At this point, both Ripple and IBM Blockchain seem to be a force to be reckoned with: RippleNet reportedly has more than 200 clients, while BWW, which has been around for considerably less time, is currently used by 54 banks, as Jesse Lund, global vice president of IBM Blockchain, told Cointelegraph. Both of them are networks that are open to a wider amount of financial institutions, while some banks — like the aforementioned JPMorgan Chase — want to deploy their own private ledgers.

Notably, unlike Ripple, IBM’s BWW supports different digital assets within its blockchain, including bank-issued coins: Just recently, Cheddar reported that six international banks — such as Brazil’s Banco Bradesco, South Korea’s Bank Busan and the Philippines’ Rizal Commercial Banking Corporation — have signed letters of intent to issue their own stablecoins backed by their national fiat currencies on IBM’s network. “These are expected to add Euro, Indonesian Rupiah, Philippine Peso, Korean Won and Brazilian Real stable coins to the network,'' Lund told Cointelegraph in an email, adding:

“Ultimately, we hope to see a global financial network that represents a real-time facility for moving money from anywhere to anywhere — where foreign exchange is just an inherent part of the process that happens automatically through the use of an expanding digital asset ecosystem.

“World Wire can use fiat currency, lumens or stable coins. This is a completely new kind of payments infrastructure than traditionally used, and it differs from SWIFT and other approaches.”

Dowling also highlighted this feature as a major advantage for the network:

“While IBM's service does use a pure-play crypto as a settlement asset as an option, I believe the legitimate institutions will use fiat-stablecoins issued by banks as settlement assets instead. That stabs Ripple in the heart — why use XRP if I can use....an acknowledged and accepted currency?”

Cointelegraph has reached out to Ripple to get a further comment for this article, but they failed to prepare a statement before press time.

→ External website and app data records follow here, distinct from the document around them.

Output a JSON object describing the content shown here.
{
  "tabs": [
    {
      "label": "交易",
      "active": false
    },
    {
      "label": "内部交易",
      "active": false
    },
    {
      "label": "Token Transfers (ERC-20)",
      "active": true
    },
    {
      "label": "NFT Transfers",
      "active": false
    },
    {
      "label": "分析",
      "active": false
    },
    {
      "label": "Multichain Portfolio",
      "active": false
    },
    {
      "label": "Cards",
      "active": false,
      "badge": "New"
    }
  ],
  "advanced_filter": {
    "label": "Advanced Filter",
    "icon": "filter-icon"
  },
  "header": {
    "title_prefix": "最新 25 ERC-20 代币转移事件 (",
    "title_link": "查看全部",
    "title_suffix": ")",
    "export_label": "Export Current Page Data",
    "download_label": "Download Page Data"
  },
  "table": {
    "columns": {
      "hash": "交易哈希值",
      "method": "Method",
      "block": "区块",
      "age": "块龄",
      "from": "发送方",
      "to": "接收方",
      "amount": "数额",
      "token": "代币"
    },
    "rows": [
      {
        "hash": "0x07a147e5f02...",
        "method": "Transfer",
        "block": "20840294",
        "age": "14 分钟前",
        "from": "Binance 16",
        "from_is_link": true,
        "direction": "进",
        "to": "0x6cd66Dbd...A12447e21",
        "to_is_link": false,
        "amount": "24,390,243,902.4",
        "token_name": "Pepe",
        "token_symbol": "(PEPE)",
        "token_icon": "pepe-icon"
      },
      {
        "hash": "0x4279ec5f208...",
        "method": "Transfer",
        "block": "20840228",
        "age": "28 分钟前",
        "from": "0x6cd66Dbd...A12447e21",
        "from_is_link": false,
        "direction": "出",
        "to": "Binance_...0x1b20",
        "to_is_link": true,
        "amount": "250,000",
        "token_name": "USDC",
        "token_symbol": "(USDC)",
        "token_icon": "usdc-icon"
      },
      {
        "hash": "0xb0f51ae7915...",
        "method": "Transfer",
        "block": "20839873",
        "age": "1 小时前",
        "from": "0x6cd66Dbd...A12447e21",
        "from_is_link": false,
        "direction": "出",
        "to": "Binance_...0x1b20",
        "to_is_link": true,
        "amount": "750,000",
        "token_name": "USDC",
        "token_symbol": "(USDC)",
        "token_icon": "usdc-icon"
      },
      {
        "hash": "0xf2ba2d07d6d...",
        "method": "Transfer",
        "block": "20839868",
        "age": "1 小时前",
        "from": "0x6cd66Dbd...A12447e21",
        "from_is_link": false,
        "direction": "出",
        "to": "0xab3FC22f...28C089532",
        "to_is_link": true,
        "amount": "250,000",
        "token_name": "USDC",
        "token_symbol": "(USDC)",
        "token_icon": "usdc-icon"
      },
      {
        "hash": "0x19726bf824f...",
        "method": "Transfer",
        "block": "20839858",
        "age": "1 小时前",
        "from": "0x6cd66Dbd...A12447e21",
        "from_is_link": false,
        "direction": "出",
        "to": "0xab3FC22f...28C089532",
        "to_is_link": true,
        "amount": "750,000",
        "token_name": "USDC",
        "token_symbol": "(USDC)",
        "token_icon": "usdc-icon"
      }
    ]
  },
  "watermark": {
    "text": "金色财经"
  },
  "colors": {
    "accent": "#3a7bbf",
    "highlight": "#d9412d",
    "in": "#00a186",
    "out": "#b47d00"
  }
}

Ripple’s CEO, Brad Garlinghouse, has criticized the concept of bank-issued digital coins (which he calls “bank coins”) and specifically the JPM Coin in the past, citing its centralized structure, among other things. He has also argued that the JPM Coin lacks the interoperability that would make it a significant innovation:

“This guy from Morgan Stanley was interviewing me last week, and I asked him, so is Morgan Stanley going to use the JPM Coin? Probably not. Will Citi use it? [...] Will PNC? And the answer is no. So we’re going to have all these different coins, and we’re back to where we are: there’s a lack of interoperability.”

Dowling agrees with that statement. “It [the JPM Coin] MUST be interoperable between banking institutions for it to work properly,” he told Cointelegraph. “Otherwise, we're just swapping bank currencies.”

Bank-issued stablecoins vs. public stablecoins

Stablecoins — with their ability to overcome crypto’s infamous volatility — have become widespread during the bear market, especially among more compliance-oriented players.

Projects like USD Coin (USDC), launched by payments company Circle in conjunction with Coinbase, the Winklevoss twins-backed Gemini dollar, Paxos and Facebook’s secretive project are among the most notable examples.

Recently, Jeremy Allaire, co-founder and CEO of Circle, has